MONTGOMERY, Ala. (AP) — Alabama legislators will hold their first meeting next week to determine what the state’s new congressional map should look like after the U.S. Supreme Court ruled the state’s existing plan unlawfully diluted the power of Black voters.

The chairmen of the Permanent Legislative Committee on Reapportionment on Wednesday released a schedule for hearings and deadlines.

A three-judge panel last week gave lawmakers until July 21 to adopt a new congressional map. The deadline comes after the U.S. Supreme Court last week affirmed the panel’s finding that Alabama likely violated the Voting Rights Act with a congressional map that had only one majority Black district out of seven in a state where more than one in four residents is Black.

President Joe Biden walks across the Edmund Pettus Bridge in Selma, Ala., Sunday, March 5, 2023, to commemorate the 58th anniversary of “Bloody Sunday,” a landmark event of the civil rights movement. (AP Photo/Patrick Semansky)

Alabama draws new congressional map

The state must now draw a new map where Black voters comprise a majority, or close to it, in a second district.

The reapportionment committee set a June 27 public hearing, a July 7 deadline to submit plans to the committee, and another public hearing for July 13.

Hearings can be watched online at the Alabama Legislature’s website.

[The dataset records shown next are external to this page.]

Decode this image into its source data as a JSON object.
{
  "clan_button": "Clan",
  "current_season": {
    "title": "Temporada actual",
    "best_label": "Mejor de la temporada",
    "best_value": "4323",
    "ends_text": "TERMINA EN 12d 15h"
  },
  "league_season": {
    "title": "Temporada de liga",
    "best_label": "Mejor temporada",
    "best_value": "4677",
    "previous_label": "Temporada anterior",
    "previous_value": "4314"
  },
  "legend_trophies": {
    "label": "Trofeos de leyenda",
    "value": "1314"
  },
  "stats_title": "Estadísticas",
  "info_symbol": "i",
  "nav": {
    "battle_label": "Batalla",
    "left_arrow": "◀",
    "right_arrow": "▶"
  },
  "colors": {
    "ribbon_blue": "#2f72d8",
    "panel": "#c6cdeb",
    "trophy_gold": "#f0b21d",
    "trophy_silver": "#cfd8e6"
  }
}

Lawyers for the state of Alabama told the three-judge panel last week that they were prepared for a special session beginning the week of July 17. The court would then review the plan enacted by lawmakers.

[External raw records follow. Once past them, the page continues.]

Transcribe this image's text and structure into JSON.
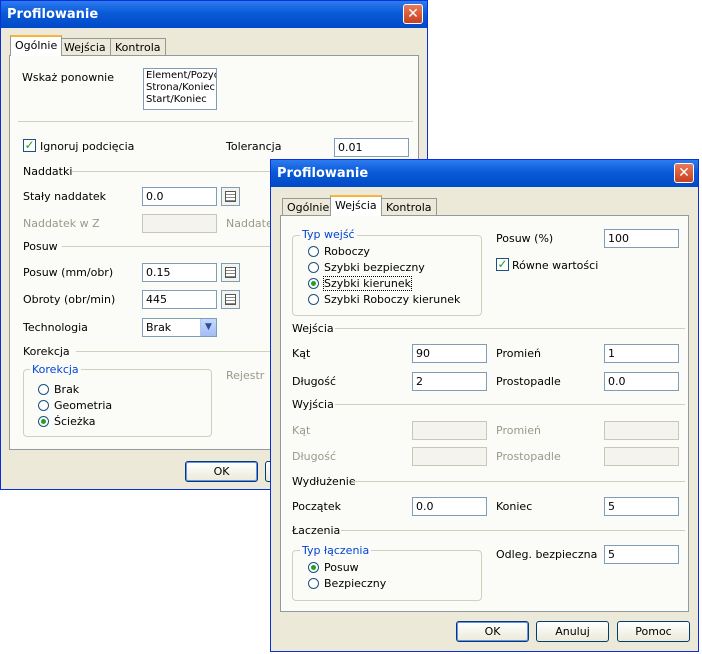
{
  "back": {
    "title": "Profilowanie",
    "tabs": [
      "Ogólnie",
      "Wejścia",
      "Kontrola"
    ],
    "wskaz_label": "Wskaż ponownie",
    "wskaz_list": [
      "Element/Pozyc",
      "Strona/Koniec",
      "Start/Koniec"
    ],
    "ignoruj_label": "Ignoruj podcięcia",
    "ignoruj_checked": true,
    "tolerancja_label": "Tolerancja",
    "tolerancja_value": "0.01",
    "naddatki_group": "Naddatki",
    "staly_label": "Stały naddatek",
    "staly_value": "0.0",
    "naddatek_z_label": "Naddatek w Z",
    "naddatek_label2": "Naddatek",
    "posuw_group": "Posuw",
    "posuw_label": "Posuw (mm/obr)",
    "posuw_value": "0.15",
    "obroty_label": "Obroty (obr/min)",
    "obroty_value": "445",
    "technologia_label": "Technologia",
    "technologia_value": "Brak",
    "korekcja_group": "Korekcja",
    "korekcja_box": "Korekcja",
    "rejestr_label": "Rejestr",
    "korekcja_options": [
      "Brak",
      "Geometria",
      "Ścieżka"
    ],
    "korekcja_selected": 2,
    "ok_label": "OK"
  },
  "front": {
    "title": "Profilowanie",
    "tabs": [
      "Ogólnie",
      "Wejścia",
      "Kontrola"
    ],
    "active_tab": 1,
    "typ_wejsc_box": "Typ wejść",
    "typ_wejsc_options": [
      "Roboczy",
      "Szybki bezpieczny",
      "Szybki kierunek",
      "Szybki Roboczy kierunek"
    ],
    "typ_wejsc_selected": 2,
    "posuw_pct_label": "Posuw (%)",
    "posuw_pct_value": "100",
    "rowne_label": "Równe wartości",
    "rowne_checked": true,
    "wejscia_group": "Wejścia",
    "kat_label": "Kąt",
    "kat_value": "90",
    "promien_label": "Promień",
    "promien_value": "1",
    "dlugosc_label": "Długość",
    "dlugosc_value": "2",
    "prostopadle_label": "Prostopadle",
    "prostopadle_value": "0.0",
    "wyjscia_group": "Wyjścia",
    "w_kat_label": "Kąt",
    "w_promien_label": "Promień",
    "w_dlugosc_label": "Długość",
    "w_prostopadle_label": "Prostopadle",
    "wydluzenie_group": "Wydłużenie",
    "poczatek_label": "Początek",
    "poczatek_value": "0.0",
    "koniec_label": "Koniec",
    "koniec_value": "5",
    "laczenia_group": "Łaczenia",
    "typ_laczenia_box": "Typ łączenia",
    "typ_laczenia_options": [
      "Posuw",
      "Bezpieczny"
    ],
    "typ_laczenia_selected": 0,
    "odleg_label": "Odleg. bezpieczna",
    "odleg_value": "5",
    "ok_label": "OK",
    "anuluj_label": "Anuluj",
    "pomoc_label": "Pomoc"
  }
}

The judges tentatively set an Aug. 14 hearing date to review the new map.